In the marquis quote from her keynote, later re-quoted for emphasis by Brown, Clinton named names: “…technology from satellite television to cell phones, from Twitter to Tumblr, is helping to bring abuses out of the shadows and into the center of global consciousness.”
Obviously, advancements in communications hardware and social media garnered Clinton’s attention, but what was more interesting was what she didn’t say. Whether the exclusion was purposeful or not, a tech-savvy crowd couldn’t help but notice Clinton’s glaring omission of Facebook. How could any discussion of the role of social media in human rights movements like the Arab Spring not acknowledge the world’s largest social network? Perhaps that sound bite was specially crafted to employ alliteration, but it’s worth noting when a world leader puts Twitter in the top spot for new media communications.
Drawing on the optimism inspired by the power of technology, Clinton called securing equal rights for women the unfinished business of the 21st century. This fight is “not just for people in the developing world,” Clinton highlighted, asserting that Americans need to address our own barriers to the advancement of women if we want to continue to lead.
Microaggressions: A Barrier That’s Alive and Well
Even sitting just four rows from Clinton’s podium, it didn’t take long for examples of our “unfinished business” to manifest. I’ve written here before about the prevalence of microaggressions—seemingly insignificant comments made, often with no malicious intent, that communicate hostile, derogatory, or negative messages. A particularly common form of microaggression manifests in the assessment of women’s appearance before the quality of their work. The message: How you look is more important than what you say or do.
The accidental role women play in the perpetuation of microaggressions against each other, particularly in the form of gendered compliments, was apparent. The woman to my right told me repeatedly how excited she was to hear Clinton’s talk. As Clinton took the stage, my neighbor leaned over and whispered, “She looks so skinny, doesn't she?" After Clinton finished delivering her address, covering topics from foreign policy to international human rights, the woman in front of me announced to her row, “Well, I’ll say this: I loved that blazer!”

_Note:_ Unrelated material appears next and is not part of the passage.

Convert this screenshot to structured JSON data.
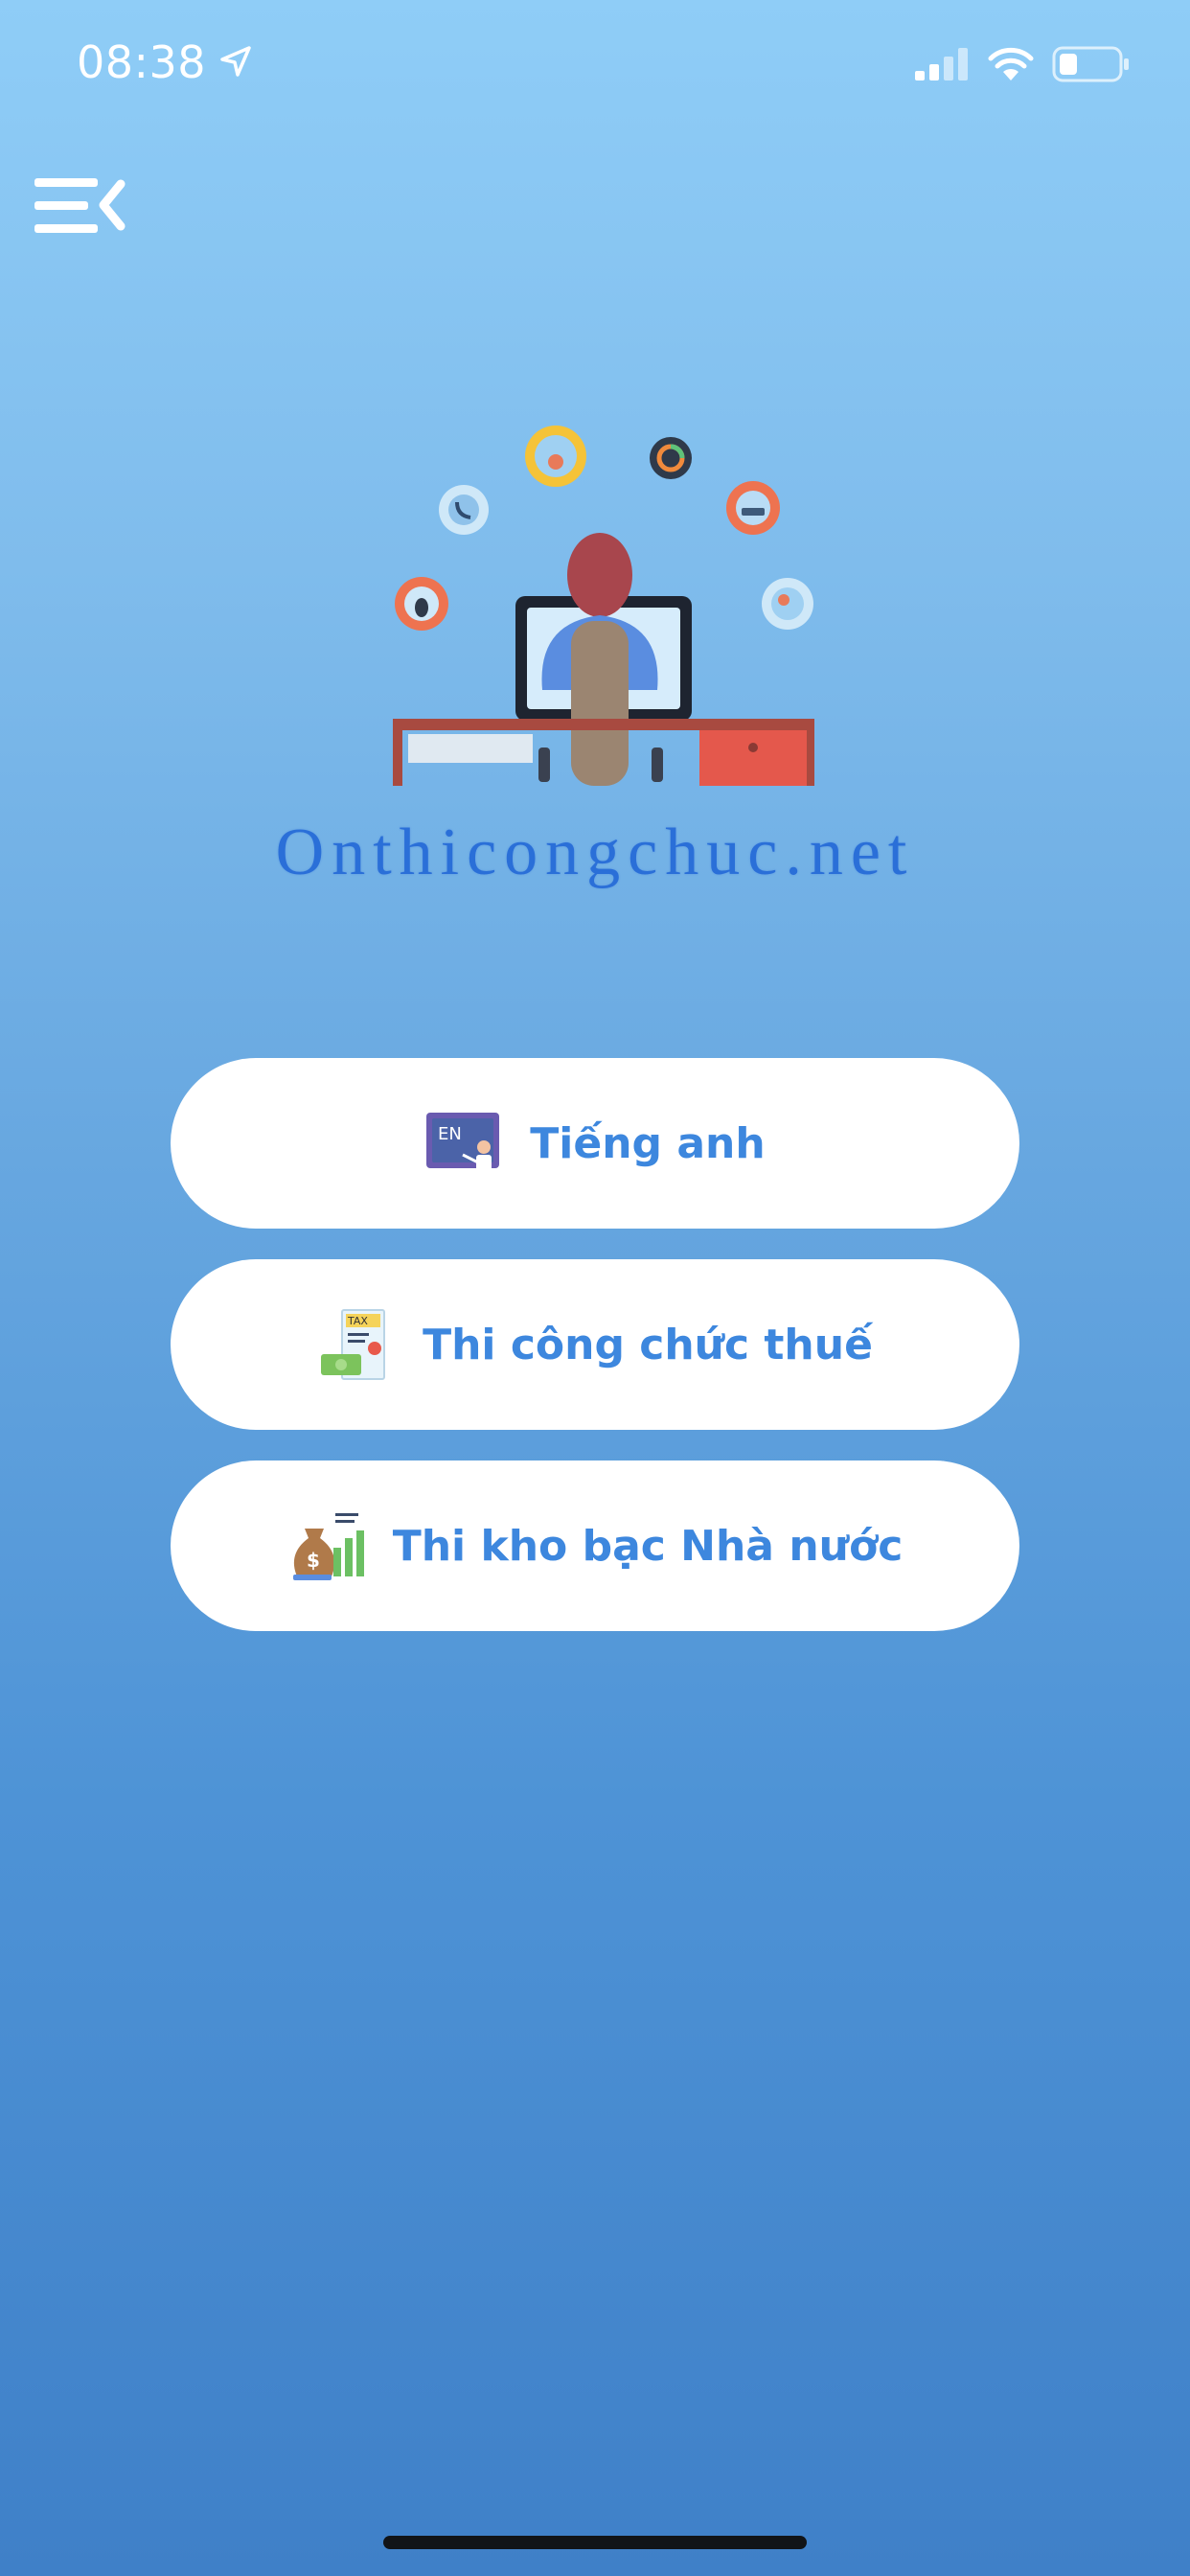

Like many in the audience, these women would undoubtedly call themselves champions of equality for women and girls, however, even they unknowingly contribute to some of the unconscious social norms that hold women back. So, it turns out, Clinton was right when she said that as we fight for the advancement of women and girls around the world, we still have unfinished business here at home.
But the good news is that the momentum behind the movement is strong. No line got more applause than Clinton’s closing charge to “keep telling the world over and over again that women's rights are human rights and human rights are women's rights—once and for all.”
Photo courtesy of aphrodite-in-nyc .
Anneke is a founding executive and leads the business side of Reserve, one of Fast Company's Most Innovative companies of 2016. She joined Reserve from the Google Creative Lab where she led teams building the future of tech. An advisor to NPR and a startup veteran, she is an experienced entrepreneur and storyteller who speaks and writes on topics related to technology and culture. She lives in Brooklyn and can be found online at @annekejong.More from this Author